James Myers- Wilderness Ranger Intern Appalachian State University Training/Boulder Creek Trail 211 15 May - 4 June/June 12-20 Nez-Perce Clearwater National Forest
TRAINING May 15-June 4 I arrived at orientation with several emotions running through my body. I was super excited to begin my summer and start a new adventure, I was also worried because I had no Wilderness experience and wasn’t sure how behind the curve I would be. We jumped right into training on day one and my worries quickly vanished. Getting hands-on experience with the crosscut and practicing the various types of trail work, such as re-tread, left me feeling more confident and prepared for my first hitch. The Wilderness First Responder course gave me additional confidence knowing my teammates and myself would be able to properly respond in the event of an emergency.
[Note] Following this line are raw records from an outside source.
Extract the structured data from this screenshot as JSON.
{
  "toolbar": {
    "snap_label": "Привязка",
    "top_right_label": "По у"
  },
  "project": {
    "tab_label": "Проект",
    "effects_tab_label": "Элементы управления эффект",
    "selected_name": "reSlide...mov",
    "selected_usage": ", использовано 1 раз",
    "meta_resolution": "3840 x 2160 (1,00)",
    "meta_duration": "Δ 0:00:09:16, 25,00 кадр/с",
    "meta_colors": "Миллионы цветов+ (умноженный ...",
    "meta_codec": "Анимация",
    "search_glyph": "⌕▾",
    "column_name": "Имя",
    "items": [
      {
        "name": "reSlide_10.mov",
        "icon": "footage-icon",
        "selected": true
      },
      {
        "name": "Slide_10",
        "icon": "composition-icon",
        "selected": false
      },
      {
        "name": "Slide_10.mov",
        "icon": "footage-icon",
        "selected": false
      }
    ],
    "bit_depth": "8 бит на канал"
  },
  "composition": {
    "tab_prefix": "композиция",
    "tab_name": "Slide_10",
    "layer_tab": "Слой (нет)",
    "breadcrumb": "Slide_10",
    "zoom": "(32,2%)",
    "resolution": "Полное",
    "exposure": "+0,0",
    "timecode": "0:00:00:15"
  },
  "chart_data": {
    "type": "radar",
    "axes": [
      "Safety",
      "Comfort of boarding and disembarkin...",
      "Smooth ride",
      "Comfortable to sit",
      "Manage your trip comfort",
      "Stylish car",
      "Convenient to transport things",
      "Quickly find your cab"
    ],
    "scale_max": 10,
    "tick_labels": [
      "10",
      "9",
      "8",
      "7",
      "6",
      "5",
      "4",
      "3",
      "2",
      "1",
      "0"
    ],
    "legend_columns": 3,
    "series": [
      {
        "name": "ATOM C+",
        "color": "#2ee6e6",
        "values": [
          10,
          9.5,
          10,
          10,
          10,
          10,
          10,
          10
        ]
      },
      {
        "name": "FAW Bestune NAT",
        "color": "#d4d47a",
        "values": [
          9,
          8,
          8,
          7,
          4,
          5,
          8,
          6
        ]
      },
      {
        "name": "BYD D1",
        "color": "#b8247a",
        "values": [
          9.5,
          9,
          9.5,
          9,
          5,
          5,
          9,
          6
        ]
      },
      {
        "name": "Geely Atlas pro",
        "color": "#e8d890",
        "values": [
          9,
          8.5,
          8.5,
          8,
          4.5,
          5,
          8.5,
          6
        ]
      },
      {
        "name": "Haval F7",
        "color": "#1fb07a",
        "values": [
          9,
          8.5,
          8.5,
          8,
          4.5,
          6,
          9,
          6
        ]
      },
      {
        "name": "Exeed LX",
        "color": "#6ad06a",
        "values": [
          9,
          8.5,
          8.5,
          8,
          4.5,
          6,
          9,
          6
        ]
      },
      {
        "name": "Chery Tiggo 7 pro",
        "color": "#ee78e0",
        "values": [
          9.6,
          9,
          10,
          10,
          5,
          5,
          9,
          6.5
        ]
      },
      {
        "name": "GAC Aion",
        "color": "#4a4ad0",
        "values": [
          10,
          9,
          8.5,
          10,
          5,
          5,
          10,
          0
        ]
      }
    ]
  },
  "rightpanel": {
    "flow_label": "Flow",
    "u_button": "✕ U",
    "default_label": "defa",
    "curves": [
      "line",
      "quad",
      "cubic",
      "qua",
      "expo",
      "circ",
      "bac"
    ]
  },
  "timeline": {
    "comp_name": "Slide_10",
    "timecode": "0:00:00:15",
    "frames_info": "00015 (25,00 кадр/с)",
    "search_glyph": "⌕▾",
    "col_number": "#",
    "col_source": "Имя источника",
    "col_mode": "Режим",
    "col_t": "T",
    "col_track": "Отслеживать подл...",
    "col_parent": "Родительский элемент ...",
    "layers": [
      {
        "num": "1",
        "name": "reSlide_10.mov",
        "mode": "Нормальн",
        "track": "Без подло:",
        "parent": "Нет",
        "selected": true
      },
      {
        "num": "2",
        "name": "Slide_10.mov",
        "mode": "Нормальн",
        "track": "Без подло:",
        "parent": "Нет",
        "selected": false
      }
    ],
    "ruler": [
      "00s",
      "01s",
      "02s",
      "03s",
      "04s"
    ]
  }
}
BACK COUNTRY TRAIL WORK June 12-20 Our first day started off with an eight-mile hike clearing Boulder Creek Trail 211 to Horse Camp. I was still a bit nervous going into this hitch because it would be my first official time doing trail work, but as we settled into the journey and began getting our hands dirty my feelings calmed. The following three days were long working days, we set up a gravity water system for the stock animals. The stock carried our group dinners for the hitch. I will be forever grateful for Erika, the Forest Service Ranger, that provided us with pack support and helped us clear Trail 211. We were able to clear up to Fish Lake Saddle. At that point the snowpack became too deep for us to continue trail work.
Day four we woke up to pouring rain with no sign of clearing. Being a US war Veteran, I’d packed my motivational t-shirt (just for such an occasion) with “Embrace the Suck” written across the front. Wearing the shirt is a morale boost for me, I put it on that morning – I needed it. I also hoped that the shirt would be motivation for the group.
We set out to clear Long Lake trail in the pouring rain – yep, “suck”. We tackled a huge mess of downed large and medium-sized trees for our first task of the day, by that point we were all nice and wet with thoroughly soaked boots. Despite the curveball Mother Nature threw at us, and all the downed trees that needed to be removed, we prevailed and remained in high spirits and cleared most of the trail that day and finished Long Lake Trail the next day. The team pretty much stayed wet for the remainder of the hitch, but as conditions worsened our teamwork grew. We fed off each other’s energy and accomplished the objectives of the hitch. The smiling faces and thank-you’s from hikers using the trails made every second of the “suck” worth it. I’m excited to continue working with my teammates and can’t think of a better crew to “Embrace the Suck” and enjoy this magnificent landscape with.